START Given records
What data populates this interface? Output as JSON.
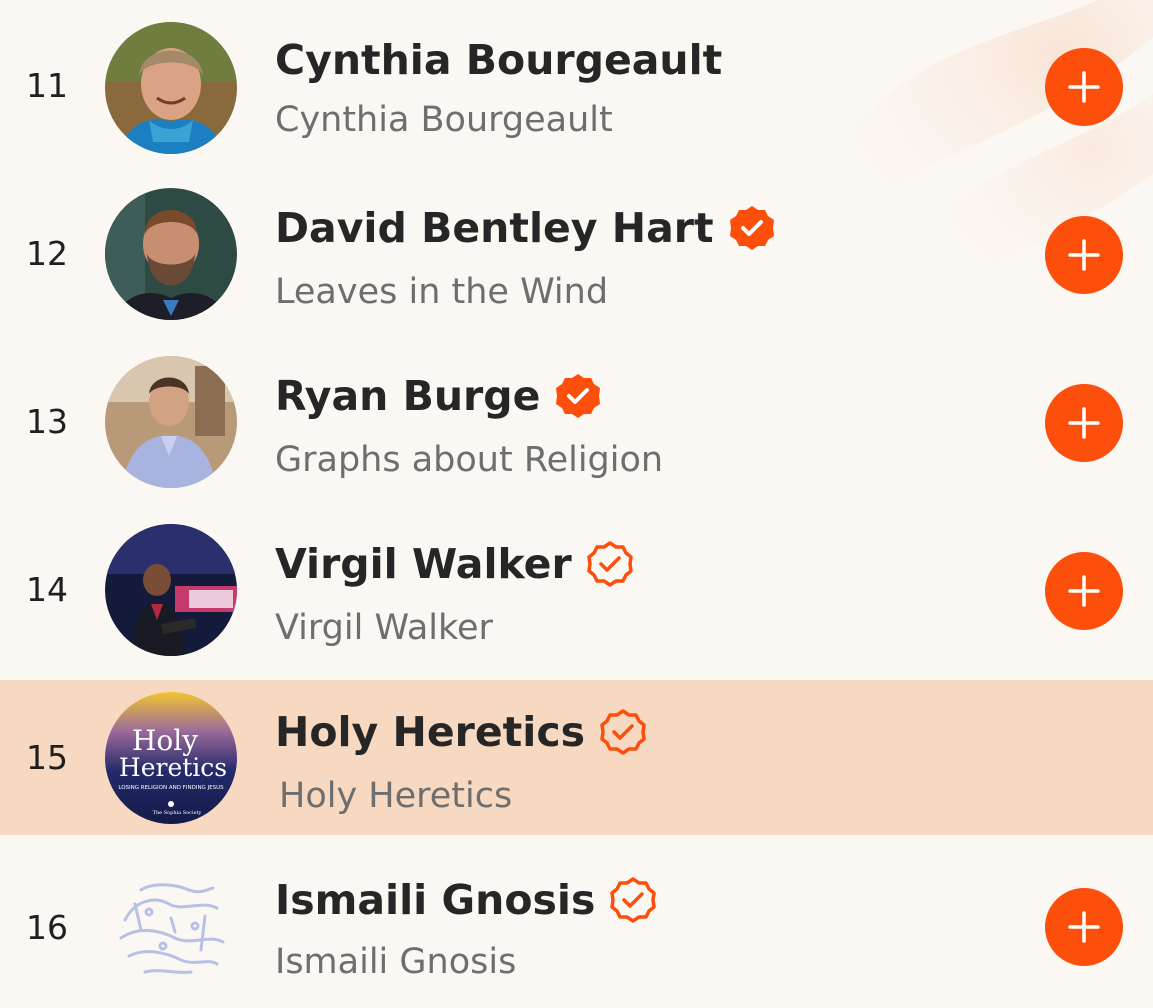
{
  "colors": {
    "accent": "#fd4f0c",
    "highlight_row": "#f7d8c0",
    "background": "#fbf8f4"
  },
  "items": [
    {
      "rank": "11",
      "title": "Cynthia Bourgeault",
      "subtitle": "Cynthia Bourgeault",
      "verified": "none",
      "avatar": "portrait-photo",
      "add_icon": "plus-icon"
    },
    {
      "rank": "12",
      "title": "David Bentley Hart",
      "subtitle": "Leaves in the Wind",
      "verified": "filled",
      "avatar": "portrait-photo",
      "add_icon": "plus-icon"
    },
    {
      "rank": "13",
      "title": "Ryan Burge",
      "subtitle": "Graphs about Religion",
      "verified": "filled",
      "avatar": "portrait-photo",
      "add_icon": "plus-icon"
    },
    {
      "rank": "14",
      "title": "Virgil Walker",
      "subtitle": "Virgil Walker",
      "verified": "outline",
      "avatar": "stage-photo",
      "add_icon": "plus-icon"
    },
    {
      "rank": "15",
      "title": "Holy Heretics",
      "subtitle": "Holy Heretics",
      "verified": "outline",
      "avatar": "podcast-cover",
      "avatar_text": {
        "line1": "Holy",
        "line2": "Heretics",
        "tagline": "LOSING RELIGION AND FINDING JESUS",
        "publisher": "The Sophia Society"
      },
      "highlighted": true
    },
    {
      "rank": "16",
      "title": "Ismaili Gnosis",
      "subtitle": "Ismaili Gnosis",
      "verified": "outline",
      "avatar": "calligraphy-logo",
      "add_icon": "plus-icon"
    }
  ]
}
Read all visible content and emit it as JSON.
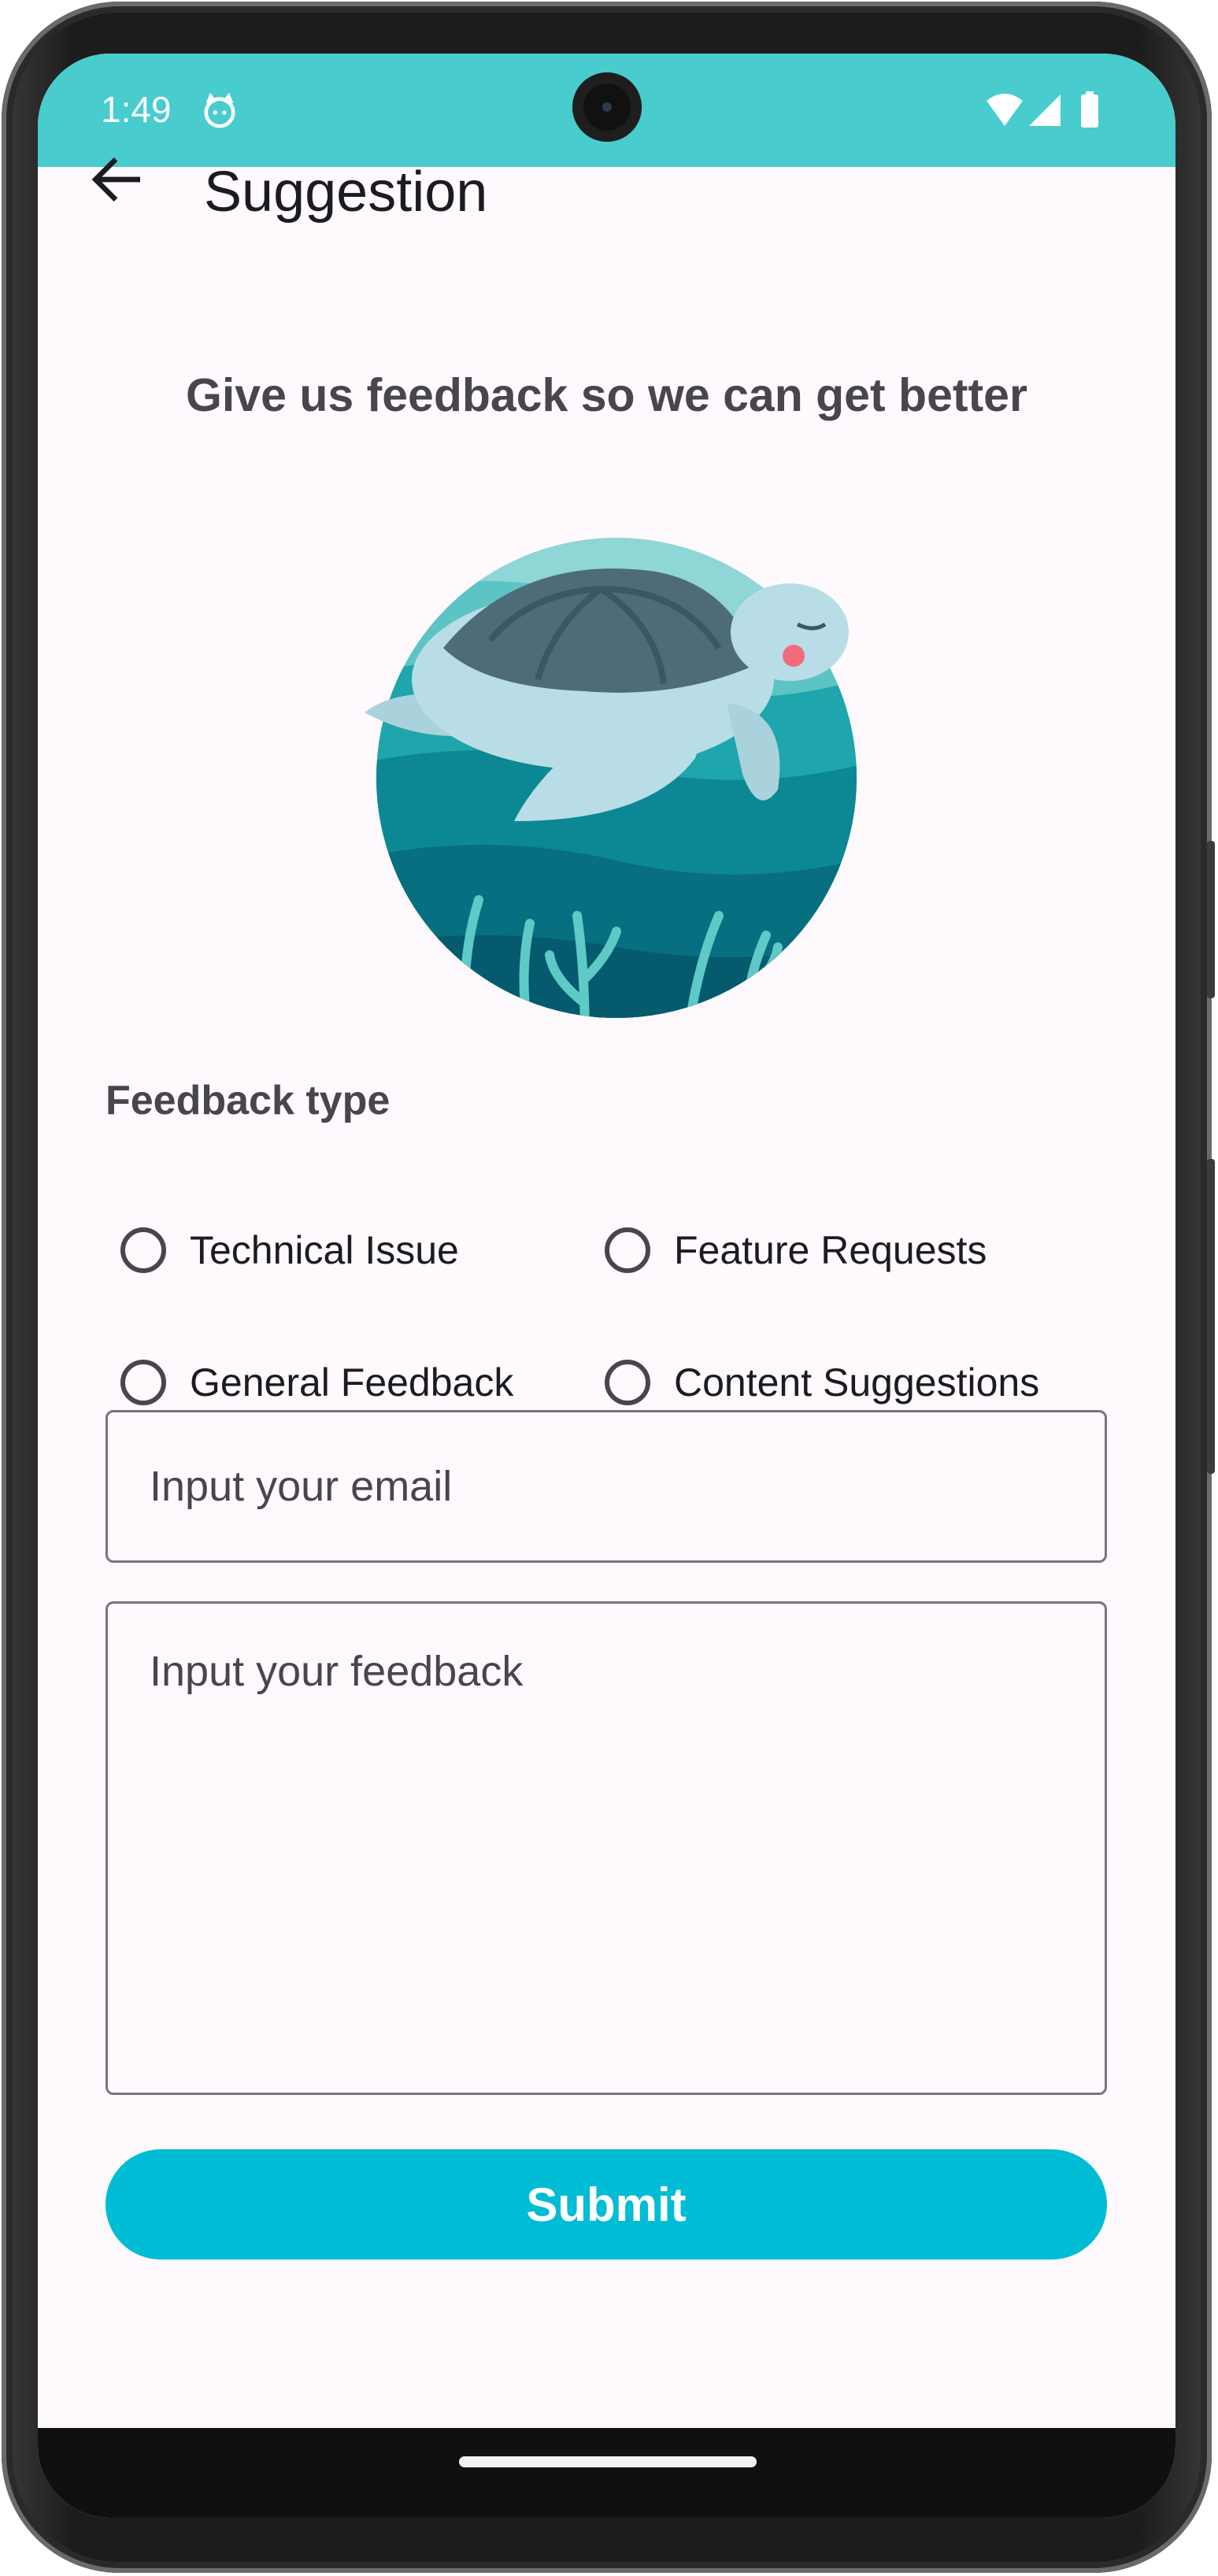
{
  "status_bar": {
    "time": "1:49",
    "background": "#48ccce"
  },
  "app_bar": {
    "title": "Suggestion"
  },
  "headline": "Give us feedback so we can get better",
  "feedback_type": {
    "label": "Feedback type",
    "options": [
      "Technical Issue",
      "Feature Requests",
      "General Feedback",
      "Content Suggestions"
    ]
  },
  "email": {
    "placeholder": "Input your email"
  },
  "feedback": {
    "placeholder": "Input your feedback"
  },
  "submit": {
    "label": "Submit",
    "color": "#00bcd4"
  }
}
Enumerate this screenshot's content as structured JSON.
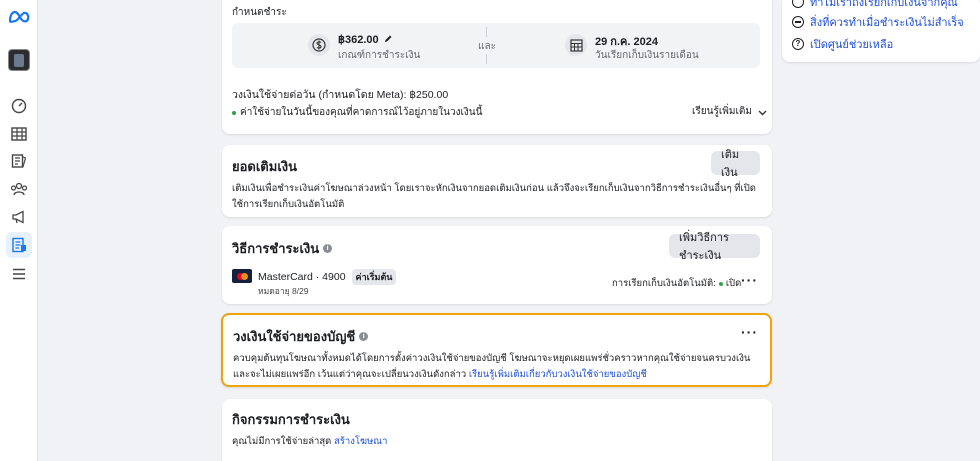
{
  "payment_terms": {
    "heading": "กำหนดชำระ",
    "threshold_amount": "฿362.00",
    "threshold_label": "เกณฑ์การชำระเงิน",
    "and_label": "และ",
    "date": "29 ก.ค. 2024",
    "date_label": "วันเรียกเก็บเงินรายเดือน",
    "daily_limit": "วงเงินใช้จ่ายต่อวัน (กำหนดโดย Meta): ฿250.00",
    "status_note": "ค่าใช้จ่ายในวันนี้ของคุณที่คาดการณ์ไว้อยู่ภายในวงเงินนี้",
    "learn_more": "เรียนรู้เพิ่มเติม"
  },
  "prepaid": {
    "title": "ยอดเติมเงิน",
    "button": "เติมเงิน",
    "description": "เติมเงินเพื่อชำระเงินค่าโฆษณาล่วงหน้า โดยเราจะหักเงินจากยอดเติมเงินก่อน แล้วจึงจะเรียกเก็บเงินจากวิธีการชำระเงินอื่นๆ ที่เปิดใช้การเรียกเก็บเงินอัตโนมัติ"
  },
  "payment_methods": {
    "title": "วิธีการชำระเงิน",
    "add_button": "เพิ่มวิธีการชำระเงิน",
    "card_name": "MasterCard · 4900",
    "default_badge": "ค่าเริ่มต้น",
    "expiry": "หมดอายุ 8/29",
    "autopay_label": "การเรียกเก็บเงินอัตโนมัติ:",
    "autopay_status": "เปิด"
  },
  "spending_limit": {
    "title": "วงเงินใช้จ่ายของบัญชี",
    "description": "ควบคุมต้นทุนโฆษณาทั้งหมดได้โดยการตั้งค่าวงเงินใช้จ่ายของบัญชี โฆษณาจะหยุดเผยแพร่ชั่วคราวหากคุณใช้จ่ายจนครบวงเงินและจะไม่เผยแพร่อีก เว้นแต่ว่าคุณจะเปลี่ยนวงเงินดังกล่าว",
    "link": "เรียนรู้เพิ่มเติมเกี่ยวกับวงเงินใช้จ่ายของบัญชี",
    "highlight_color": "#f0a30a"
  },
  "activity": {
    "title": "กิจกรรมการชำระเงิน",
    "empty_text": "คุณไม่มีการใช้จ่ายล่าสุด",
    "create_link": "สร้างโฆษณา"
  },
  "help": {
    "link_top": "ทำไมเราถึงเรียกเก็บเงินจากคุณ",
    "link_failed": "สิ่งที่ควรทำเมื่อชำระเงินไม่สำเร็จ",
    "link_help": "เปิดศูนย์ช่วยเหลือ"
  },
  "colors": {
    "accent": "#1877f2",
    "link": "#1d4ed8",
    "status_green": "#31a24c"
  }
}
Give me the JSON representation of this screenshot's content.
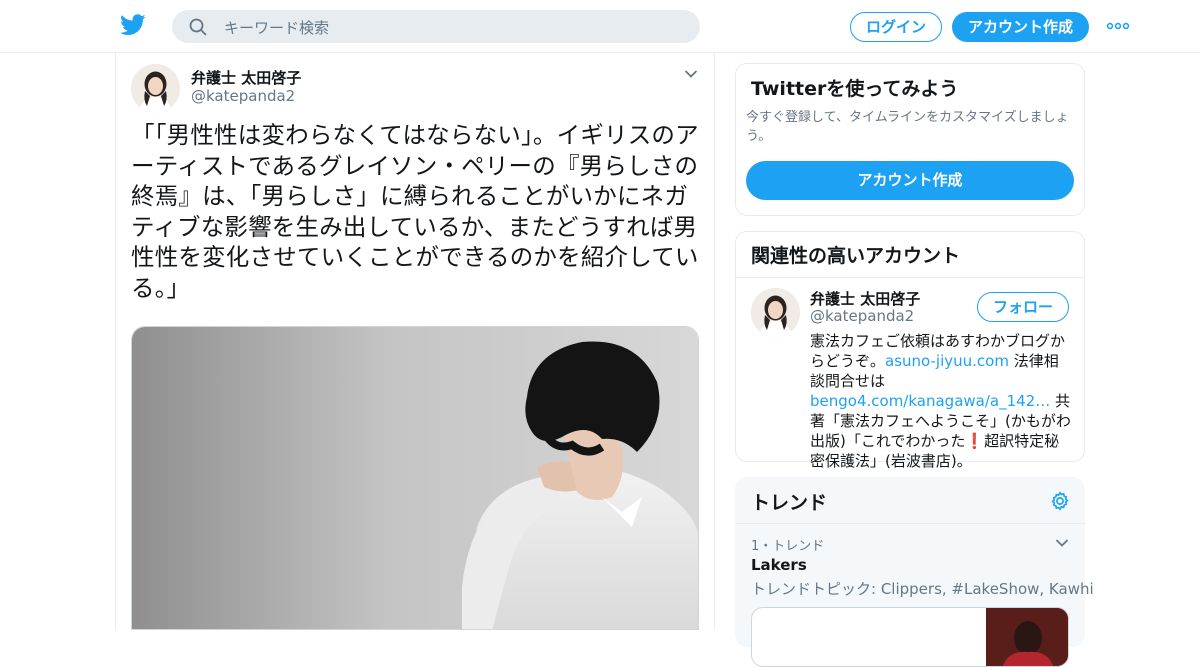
{
  "header": {
    "search_placeholder": "キーワード検索",
    "login_label": "ログイン",
    "signup_label": "アカウント作成"
  },
  "tweet": {
    "author_name": "弁護士 太田啓子",
    "author_handle": "@katepanda2",
    "text": "「「男性性は変わらなくてはならない」。イギリスのアーティストであるグレイソン・ペリーの『男らしさの終焉』は、「男らしさ」に縛られることがいかにネガティブな影響を生み出しているか、またどうすれば男性性を変化させていくことができるのかを紹介している。」"
  },
  "try_card": {
    "title": "Twitterを使ってみよう",
    "description": "今すぐ登録して、タイムラインをカスタマイズしましょう。",
    "button_label": "アカウント作成"
  },
  "related": {
    "title": "関連性の高いアカウント",
    "account_name": "弁護士 太田啓子",
    "account_handle": "@katepanda2",
    "follow_label": "フォロー",
    "bio_part1": "憲法カフェご依頼はあすわかブログからどうぞ。",
    "bio_link1": "asuno-jiyuu.com",
    "bio_part2": " 法律相談問合せは",
    "bio_link2": "bengo4.com/kanagawa/a_142…",
    "bio_part3": " 共著「憲法カフェへようこそ」(かもがわ出版)「これでわかった",
    "bio_emoji": "❗",
    "bio_part4": "超訳特定秘密保護法」(岩波書店)。"
  },
  "trends": {
    "title": "トレンド",
    "items": [
      {
        "meta": "1・トレンド",
        "name": "Lakers",
        "topics": "トレンドトピック: Clippers, #LakeShow, Kawhi"
      }
    ]
  },
  "colors": {
    "brand": "#1da1f2",
    "text": "#14171a",
    "secondary": "#657786",
    "border": "#e6ecf0"
  },
  "icons": [
    "twitter-logo-icon",
    "search-icon",
    "more-dots-icon",
    "chevron-down-icon",
    "gear-icon"
  ]
}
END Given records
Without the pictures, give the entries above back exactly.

What data populates this interface? Output as JSON.
{
  "colors": {
    "accent": "#fd4f0c",
    "highlight_row": "#f7d8c0",
    "background": "#fbf8f4"
  },
  "items": [
    {
      "rank": "11",
      "title": "Cynthia Bourgeault",
      "subtitle": "Cynthia Bourgeault",
      "verified": "none",
      "avatar": "portrait-photo",
      "add_icon": "plus-icon"
    },
    {
      "rank": "12",
      "title": "David Bentley Hart",
      "subtitle": "Leaves in the Wind",
      "verified": "filled",
      "avatar": "portrait-photo",
      "add_icon": "plus-icon"
    },
    {
      "rank": "13",
      "title": "Ryan Burge",
      "subtitle": "Graphs about Religion",
      "verified": "filled",
      "avatar": "portrait-photo",
      "add_icon": "plus-icon"
    },
    {
      "rank": "14",
      "title": "Virgil Walker",
      "subtitle": "Virgil Walker",
      "verified": "outline",
      "avatar": "stage-photo",
      "add_icon": "plus-icon"
    },
    {
      "rank": "15",
      "title": "Holy Heretics",
      "subtitle": "Holy Heretics",
      "verified": "outline",
      "avatar": "podcast-cover",
      "avatar_text": {
        "line1": "Holy",
        "line2": "Heretics",
        "tagline": "LOSING RELIGION AND FINDING JESUS",
        "publisher": "The Sophia Society"
      },
      "highlighted": true
    },
    {
      "rank": "16",
      "title": "Ismaili Gnosis",
      "subtitle": "Ismaili Gnosis",
      "verified": "outline",
      "avatar": "calligraphy-logo",
      "add_icon": "plus-icon"
    }
  ]
}
Read all visible content and emit it as JSON.
{
  "status_bar": {
    "time": "1:49",
    "background": "#48ccce"
  },
  "app_bar": {
    "title": "Suggestion"
  },
  "headline": "Give us feedback so we can get better",
  "feedback_type": {
    "label": "Feedback type",
    "options": [
      "Technical Issue",
      "Feature Requests",
      "General Feedback",
      "Content Suggestions"
    ]
  },
  "email": {
    "placeholder": "Input your email"
  },
  "feedback": {
    "placeholder": "Input your feedback"
  },
  "submit": {
    "label": "Submit",
    "color": "#00bcd4"
  }
}
Enumerate this screenshot's content as structured JSON.
{
  "payment_terms": {
    "heading": "กำหนดชำระ",
    "threshold_amount": "฿362.00",
    "threshold_label": "เกณฑ์การชำระเงิน",
    "and_label": "และ",
    "date": "29 ก.ค. 2024",
    "date_label": "วันเรียกเก็บเงินรายเดือน",
    "daily_limit": "วงเงินใช้จ่ายต่อวัน (กำหนดโดย Meta): ฿250.00",
    "status_note": "ค่าใช้จ่ายในวันนี้ของคุณที่คาดการณ์ไว้อยู่ภายในวงเงินนี้",
    "learn_more": "เรียนรู้เพิ่มเติม"
  },
  "prepaid": {
    "title": "ยอดเติมเงิน",
    "button": "เติมเงิน",
    "description": "เติมเงินเพื่อชำระเงินค่าโฆษณาล่วงหน้า โดยเราจะหักเงินจากยอดเติมเงินก่อน แล้วจึงจะเรียกเก็บเงินจากวิธีการชำระเงินอื่นๆ ที่เปิดใช้การเรียกเก็บเงินอัตโนมัติ"
  },
  "payment_methods": {
    "title": "วิธีการชำระเงิน",
    "add_button": "เพิ่มวิธีการชำระเงิน",
    "card_name": "MasterCard · 4900",
    "default_badge": "ค่าเริ่มต้น",
    "expiry": "หมดอายุ 8/29",
    "autopay_label": "การเรียกเก็บเงินอัตโนมัติ:",
    "autopay_status": "เปิด"
  },
  "spending_limit": {
    "title": "วงเงินใช้จ่ายของบัญชี",
    "description": "ควบคุมต้นทุนโฆษณาทั้งหมดได้โดยการตั้งค่าวงเงินใช้จ่ายของบัญชี โฆษณาจะหยุดเผยแพร่ชั่วคราวหากคุณใช้จ่ายจนครบวงเงินและจะไม่เผยแพร่อีก เว้นแต่ว่าคุณจะเปลี่ยนวงเงินดังกล่าว",
    "link": "เรียนรู้เพิ่มเติมเกี่ยวกับวงเงินใช้จ่ายของบัญชี",
    "highlight_color": "#f0a30a"
  },
  "activity": {
    "title": "กิจกรรมการชำระเงิน",
    "empty_text": "คุณไม่มีการใช้จ่ายล่าสุด",
    "create_link": "สร้างโฆษณา"
  },
  "help": {
    "link_top": "ทำไมเราถึงเรียกเก็บเงินจากคุณ",
    "link_failed": "สิ่งที่ควรทำเมื่อชำระเงินไม่สำเร็จ",
    "link_help": "เปิดศูนย์ช่วยเหลือ"
  },
  "colors": {
    "accent": "#1877f2",
    "link": "#1d4ed8",
    "status_green": "#31a24c"
  }
}
Give me the JSON representation of this screenshot's content.
{
  "header": {
    "search_placeholder": "キーワード検索",
    "login_label": "ログイン",
    "signup_label": "アカウント作成"
  },
  "tweet": {
    "author_name": "弁護士 太田啓子",
    "author_handle": "@katepanda2",
    "text": "「「男性性は変わらなくてはならない」。イギリスのアーティストであるグレイソン・ペリーの『男らしさの終焉』は、「男らしさ」に縛られることがいかにネガティブな影響を生み出しているか、またどうすれば男性性を変化させていくことができるのかを紹介している。」"
  },
  "try_card": {
    "title": "Twitterを使ってみよう",
    "description": "今すぐ登録して、タイムラインをカスタマイズしましょう。",
    "button_label": "アカウント作成"
  },
  "related": {
    "title": "関連性の高いアカウント",
    "account_name": "弁護士 太田啓子",
    "account_handle": "@katepanda2",
    "follow_label": "フォロー",
    "bio_part1": "憲法カフェご依頼はあすわかブログからどうぞ。",
    "bio_link1": "asuno-jiyuu.com",
    "bio_part2": " 法律相談問合せは",
    "bio_link2": "bengo4.com/kanagawa/a_142…",
    "bio_part3": " 共著「憲法カフェへようこそ」(かもがわ出版)「これでわかった",
    "bio_emoji": "❗",
    "bio_part4": "超訳特定秘密保護法」(岩波書店)。"
  },
  "trends": {
    "title": "トレンド",
    "items": [
      {
        "meta": "1・トレンド",
        "name": "Lakers",
        "topics": "トレンドトピック: Clippers, #LakeShow, Kawhi"
      }
    ]
  },
  "colors": {
    "brand": "#1da1f2",
    "text": "#14171a",
    "secondary": "#657786",
    "border": "#e6ecf0"
  },
  "icons": [
    "twitter-logo-icon",
    "search-icon",
    "more-dots-icon",
    "chevron-down-icon",
    "gear-icon"
  ]
}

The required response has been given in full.